◆ **THE PROBLEM**
Below is a listing. Gather each line of it that contains "desc".

◆ **DATASET EXTRACT**

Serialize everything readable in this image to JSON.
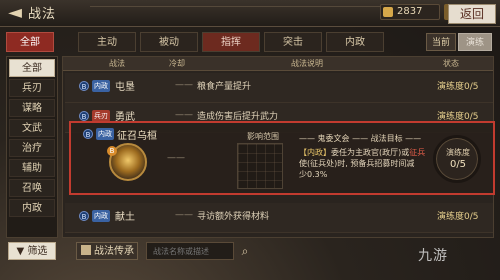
{
  "window": {
    "title": "战法",
    "coin_value": "2837",
    "back_label": "返回",
    "back_icon": "back-arrow-icon",
    "plus_label": "+"
  },
  "tabs": {
    "all": "全部",
    "active": "主动",
    "passive": "被动",
    "command": "指挥",
    "assault": "突击",
    "internal": "内政",
    "current": "当前",
    "train": "演练"
  },
  "sidebar": {
    "items": [
      {
        "label": "全部"
      },
      {
        "label": "兵刃"
      },
      {
        "label": "谋略"
      },
      {
        "label": "文武"
      },
      {
        "label": "治疗"
      },
      {
        "label": "辅助"
      },
      {
        "label": "召唤"
      },
      {
        "label": "内政"
      }
    ]
  },
  "table": {
    "headers": {
      "tactic": "战法",
      "cooldown": "冷却",
      "desc": "战法说明",
      "state": "状态"
    },
    "rows": [
      {
        "badge": "B",
        "tag": "内政",
        "name": "屯垦",
        "cooldown": "——",
        "desc": "粮食产量提升",
        "state": "演练度0/5"
      },
      {
        "badge": "B",
        "tag": "兵刃",
        "name": "勇武",
        "cooldown": "——",
        "desc": "造成伤害后提升武力",
        "state": "演练度0/5"
      },
      {
        "badge": "B",
        "tag": "内政",
        "name": "献土",
        "cooldown": "——",
        "desc": "寻访额外获得材料",
        "state": "演练度0/5"
      }
    ]
  },
  "detail": {
    "badge": "B",
    "tag": "内政",
    "name": "征召乌桓",
    "quality": "B",
    "cooldown": "——",
    "range_label": "影响范围",
    "title_pre": "—— 鬼委文会 —— 战法目标 ——",
    "text_line1_a": "【内政】",
    "text_line1_b": "委任为主政官(政厅)或",
    "text_line1_c": "征兵",
    "text_line2": "使(征兵处)时, 预备兵招募时间减",
    "text_line3": "少0.3%",
    "progress_label": "演练度",
    "progress_value": "0/5"
  },
  "bottom": {
    "filter_label": "筛选",
    "inherit_label": "战法传承",
    "search_placeholder": "战法名称或描述",
    "watermark": "九游"
  },
  "colors": {
    "accent_red": "#8e2a22",
    "border_red": "#c23b2f",
    "tag_blue": "#3a62a2",
    "tag_red": "#a53a2c"
  }
}
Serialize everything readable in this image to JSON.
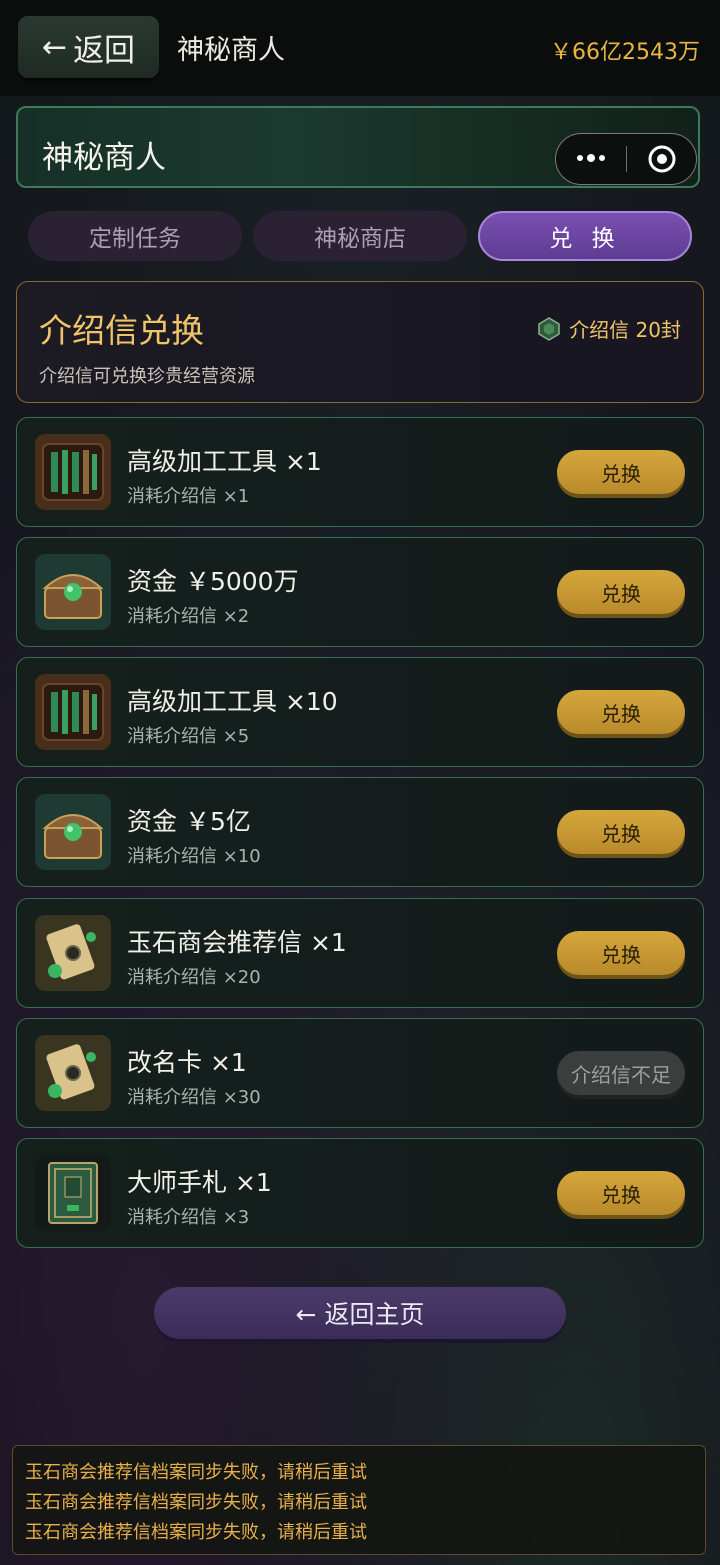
{
  "topbar": {
    "back_label": "返回",
    "title": "神秘商人",
    "money": "￥66亿2543万"
  },
  "header": {
    "title": "神秘商人"
  },
  "tabs": [
    {
      "label": "定制任务",
      "active": false
    },
    {
      "label": "神秘商店",
      "active": false
    },
    {
      "label": "兑 换",
      "active": true
    }
  ],
  "exchange": {
    "title": "介绍信兑换",
    "subtitle": "介绍信可兑换珍贵经营资源",
    "letter_count": "介绍信 20封"
  },
  "items": [
    {
      "name": "高级加工工具 ×1",
      "cost": "消耗介绍信 ×1",
      "button": "兑换",
      "icon": "tools-icon",
      "enabled": true
    },
    {
      "name": "资金 ￥5000万",
      "cost": "消耗介绍信 ×2",
      "button": "兑换",
      "icon": "treasure-chest-icon",
      "enabled": true
    },
    {
      "name": "高级加工工具 ×10",
      "cost": "消耗介绍信 ×5",
      "button": "兑换",
      "icon": "tools-icon",
      "enabled": true
    },
    {
      "name": "资金 ￥5亿",
      "cost": "消耗介绍信 ×10",
      "button": "兑换",
      "icon": "treasure-chest-icon",
      "enabled": true
    },
    {
      "name": "玉石商会推荐信 ×1",
      "cost": "消耗介绍信 ×20",
      "button": "兑换",
      "icon": "scroll-jade-icon",
      "enabled": true
    },
    {
      "name": "改名卡 ×1",
      "cost": "消耗介绍信 ×30",
      "button": "介绍信不足",
      "icon": "scroll-jade-icon",
      "enabled": false
    },
    {
      "name": "大师手札 ×1",
      "cost": "消耗介绍信 ×3",
      "button": "兑换",
      "icon": "book-icon",
      "enabled": true
    }
  ],
  "home_button": "← 返回主页",
  "toasts": [
    "玉石商会推荐信档案同步失败，请稍后重试",
    "玉石商会推荐信档案同步失败，请稍后重试",
    "玉石商会推荐信档案同步失败，请稍后重试"
  ],
  "colors": {
    "gold": "#f0c469",
    "active_tab": "#6a44a0",
    "button_gold": "#c8982f",
    "item_border": "#3a6e52"
  }
}
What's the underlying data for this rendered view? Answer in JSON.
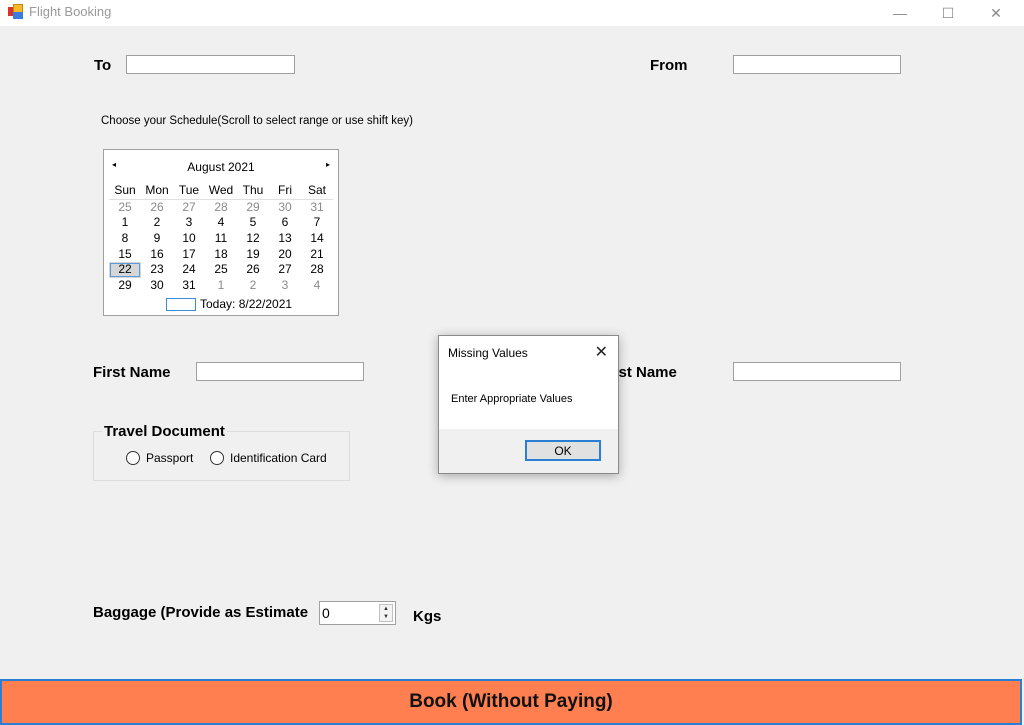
{
  "window": {
    "title": "Flight Booking",
    "controls": {
      "minimize": "—",
      "maximize": "☐",
      "close": "✕"
    }
  },
  "form": {
    "to_label": "To",
    "to_value": "",
    "from_label": "From",
    "from_value": "",
    "schedule_hint": "Choose your Schedule(Scroll to select range or use shift key)",
    "first_name_label": "First Name",
    "first_name_value": "",
    "last_name_label": "Last Name",
    "last_name_value": "",
    "travel_document": {
      "legend": "Travel Document",
      "options": [
        "Passport",
        "Identification Card"
      ],
      "selected": null
    },
    "baggage_label": "Baggage (Provide as Estimate",
    "baggage_value": "0",
    "baggage_unit": "Kgs",
    "book_button": "Book (Without Paying)"
  },
  "calendar": {
    "month_label": "August 2021",
    "prev_icon": "◂",
    "next_icon": "▸",
    "days_of_week": [
      "Sun",
      "Mon",
      "Tue",
      "Wed",
      "Thu",
      "Fri",
      "Sat"
    ],
    "weeks": [
      [
        {
          "d": "25",
          "o": true
        },
        {
          "d": "26",
          "o": true
        },
        {
          "d": "27",
          "o": true
        },
        {
          "d": "28",
          "o": true
        },
        {
          "d": "29",
          "o": true
        },
        {
          "d": "30",
          "o": true
        },
        {
          "d": "31",
          "o": true
        }
      ],
      [
        {
          "d": "1"
        },
        {
          "d": "2"
        },
        {
          "d": "3"
        },
        {
          "d": "4"
        },
        {
          "d": "5"
        },
        {
          "d": "6"
        },
        {
          "d": "7"
        }
      ],
      [
        {
          "d": "8"
        },
        {
          "d": "9"
        },
        {
          "d": "10"
        },
        {
          "d": "11"
        },
        {
          "d": "12"
        },
        {
          "d": "13"
        },
        {
          "d": "14"
        }
      ],
      [
        {
          "d": "15"
        },
        {
          "d": "16"
        },
        {
          "d": "17"
        },
        {
          "d": "18"
        },
        {
          "d": "19"
        },
        {
          "d": "20"
        },
        {
          "d": "21"
        }
      ],
      [
        {
          "d": "22",
          "s": true
        },
        {
          "d": "23"
        },
        {
          "d": "24"
        },
        {
          "d": "25"
        },
        {
          "d": "26"
        },
        {
          "d": "27"
        },
        {
          "d": "28"
        }
      ],
      [
        {
          "d": "29"
        },
        {
          "d": "30"
        },
        {
          "d": "31"
        },
        {
          "d": "1",
          "o": true
        },
        {
          "d": "2",
          "o": true
        },
        {
          "d": "3",
          "o": true
        },
        {
          "d": "4",
          "o": true
        }
      ]
    ],
    "today_label": "Today: 8/22/2021"
  },
  "dialog": {
    "title": "Missing Values",
    "message": "Enter Appropriate Values",
    "ok_label": "OK",
    "close_icon": "✕"
  },
  "colors": {
    "book_button_bg": "#ff7f50",
    "focus_border": "#2a7fd4",
    "form_bg": "#f0f0f0"
  }
}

◆ **PROBLEM SOLUTION**
      "desc": "战法说明",
        "desc": "粮食产量提升",
        "desc": "造成伤害后提升武力",
        "desc": "寻访额外获得材料",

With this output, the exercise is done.